This is a positive development from Tuluntulu’s perspective and it places the developing world, and technology designed for the developing world, in the global spotlight. The two largest and fastest growing mobile markets globally are Asia and Africa respectively. Video consumption and Internet access globally, via online and on mobile devices, is increasing at exponential rates. YouTube now has 6-billion views per month, a quarter of which are on mobile devices. In southern Africa YouTube aggregate views grew by 90% in the past 12 months, but this was off a very low base.
The consumption of video on mobile devices using mobile networks (not Wi-Fi) in developing countries has not grown in line with these global trends as the dominant form of connection is via mobile networks. This is due to video not being suited to the low bandwidth networks that exist in developing countries.
There are patents registered in five countries or regions globally on the ARTIST technology, which includes elements of data compression.
The ARTIST technology can deliver unbroken video at about 30kbps.
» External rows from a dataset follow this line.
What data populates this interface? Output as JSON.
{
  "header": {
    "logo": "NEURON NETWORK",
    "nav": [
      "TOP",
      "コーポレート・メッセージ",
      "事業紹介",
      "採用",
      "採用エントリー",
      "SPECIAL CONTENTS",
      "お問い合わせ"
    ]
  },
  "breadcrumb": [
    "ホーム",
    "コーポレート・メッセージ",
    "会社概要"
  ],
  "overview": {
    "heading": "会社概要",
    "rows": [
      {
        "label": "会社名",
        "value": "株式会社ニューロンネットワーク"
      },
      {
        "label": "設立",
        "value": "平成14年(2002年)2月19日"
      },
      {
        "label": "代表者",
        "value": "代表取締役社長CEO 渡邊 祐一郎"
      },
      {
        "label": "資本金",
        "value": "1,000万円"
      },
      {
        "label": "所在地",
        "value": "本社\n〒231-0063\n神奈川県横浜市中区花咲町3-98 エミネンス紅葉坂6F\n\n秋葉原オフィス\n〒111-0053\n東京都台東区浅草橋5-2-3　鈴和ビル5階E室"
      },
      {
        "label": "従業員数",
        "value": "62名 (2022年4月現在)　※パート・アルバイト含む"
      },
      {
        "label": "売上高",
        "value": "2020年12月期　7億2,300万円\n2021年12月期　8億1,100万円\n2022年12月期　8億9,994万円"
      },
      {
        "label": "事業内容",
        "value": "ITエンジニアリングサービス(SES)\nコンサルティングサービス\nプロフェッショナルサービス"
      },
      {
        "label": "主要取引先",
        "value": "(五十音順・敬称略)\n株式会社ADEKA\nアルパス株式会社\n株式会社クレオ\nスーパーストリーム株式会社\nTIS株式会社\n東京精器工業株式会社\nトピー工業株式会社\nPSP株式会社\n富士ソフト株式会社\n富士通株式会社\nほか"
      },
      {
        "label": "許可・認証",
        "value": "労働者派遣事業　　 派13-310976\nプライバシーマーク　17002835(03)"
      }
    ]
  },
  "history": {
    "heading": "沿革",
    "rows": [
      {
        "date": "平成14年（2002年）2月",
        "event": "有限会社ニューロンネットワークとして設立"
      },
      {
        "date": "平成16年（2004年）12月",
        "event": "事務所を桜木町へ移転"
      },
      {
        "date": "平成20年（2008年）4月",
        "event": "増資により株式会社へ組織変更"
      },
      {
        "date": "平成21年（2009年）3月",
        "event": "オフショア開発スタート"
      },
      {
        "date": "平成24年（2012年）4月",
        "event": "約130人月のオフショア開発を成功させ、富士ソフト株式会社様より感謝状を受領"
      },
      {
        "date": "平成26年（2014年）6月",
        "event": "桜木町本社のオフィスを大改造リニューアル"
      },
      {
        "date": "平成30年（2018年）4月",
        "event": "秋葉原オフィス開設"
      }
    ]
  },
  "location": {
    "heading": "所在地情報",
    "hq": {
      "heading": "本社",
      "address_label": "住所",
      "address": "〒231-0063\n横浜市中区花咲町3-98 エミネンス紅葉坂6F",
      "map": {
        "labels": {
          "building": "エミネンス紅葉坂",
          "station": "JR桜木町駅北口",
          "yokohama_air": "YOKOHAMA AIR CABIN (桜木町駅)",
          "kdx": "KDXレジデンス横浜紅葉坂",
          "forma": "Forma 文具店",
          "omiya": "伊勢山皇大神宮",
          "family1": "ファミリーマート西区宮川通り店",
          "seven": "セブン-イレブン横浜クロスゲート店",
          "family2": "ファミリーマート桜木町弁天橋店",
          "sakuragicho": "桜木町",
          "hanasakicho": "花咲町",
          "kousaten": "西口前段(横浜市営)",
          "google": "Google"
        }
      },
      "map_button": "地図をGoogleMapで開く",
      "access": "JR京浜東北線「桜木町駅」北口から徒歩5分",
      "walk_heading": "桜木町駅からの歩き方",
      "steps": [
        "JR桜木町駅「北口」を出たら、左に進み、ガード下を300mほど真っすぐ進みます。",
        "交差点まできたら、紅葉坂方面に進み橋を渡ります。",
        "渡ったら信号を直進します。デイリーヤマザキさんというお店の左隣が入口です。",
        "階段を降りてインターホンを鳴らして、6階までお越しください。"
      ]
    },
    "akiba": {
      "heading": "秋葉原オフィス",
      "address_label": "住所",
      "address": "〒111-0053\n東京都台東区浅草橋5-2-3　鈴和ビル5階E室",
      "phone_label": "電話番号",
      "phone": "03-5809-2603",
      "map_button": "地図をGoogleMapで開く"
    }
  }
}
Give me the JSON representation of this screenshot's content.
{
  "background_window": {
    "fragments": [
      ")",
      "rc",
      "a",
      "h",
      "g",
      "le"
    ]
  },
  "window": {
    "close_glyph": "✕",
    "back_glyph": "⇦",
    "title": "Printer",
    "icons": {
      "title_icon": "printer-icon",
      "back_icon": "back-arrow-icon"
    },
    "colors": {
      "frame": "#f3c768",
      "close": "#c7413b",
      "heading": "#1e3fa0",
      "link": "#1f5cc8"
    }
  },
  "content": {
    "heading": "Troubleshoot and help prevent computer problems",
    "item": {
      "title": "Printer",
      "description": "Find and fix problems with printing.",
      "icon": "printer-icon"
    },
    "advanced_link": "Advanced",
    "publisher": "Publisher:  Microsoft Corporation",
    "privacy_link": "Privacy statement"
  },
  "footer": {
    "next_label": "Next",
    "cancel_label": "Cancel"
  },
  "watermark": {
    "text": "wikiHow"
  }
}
Current competing technologies do not perform well in low rate Internet infrastructures between 30kbps to 300kbps and, more particularly, where the throughput rate is rapidly varying within this range from one second to the next (as is common in all mobile cellular networks).
Tuluntulu’s research has revealed no other company globally that claims to be able to deliver unbroken video streams at below 100kbps. Tuluntula believes it holds the technology key to mobile video distribution in the developing world – and can unlock education, information and entertainment content distribution that can have a huge social impact on the people who live in these countries.
The technology was developed by a consortium funded by TIA (Technology Innovation Agency) consisting of CSIR South Africa, University of Cape Town and ECA that started developing the solution to the video distribution problem in 2007. The CSIR’s Dr Keith Ferguson led the team.
The solution was specialised technology known as ARTIST that allows streaming video to be viewed on mobile devices, in low bandwidth or congested environments. ARTIST utilizes patented technology to deliver unbroken standards-based live video streams with fully integrated social media interactivity. The solution covers the entire media value chain from video content ingestion to a fully adaptive and scalable service and mobile device applications.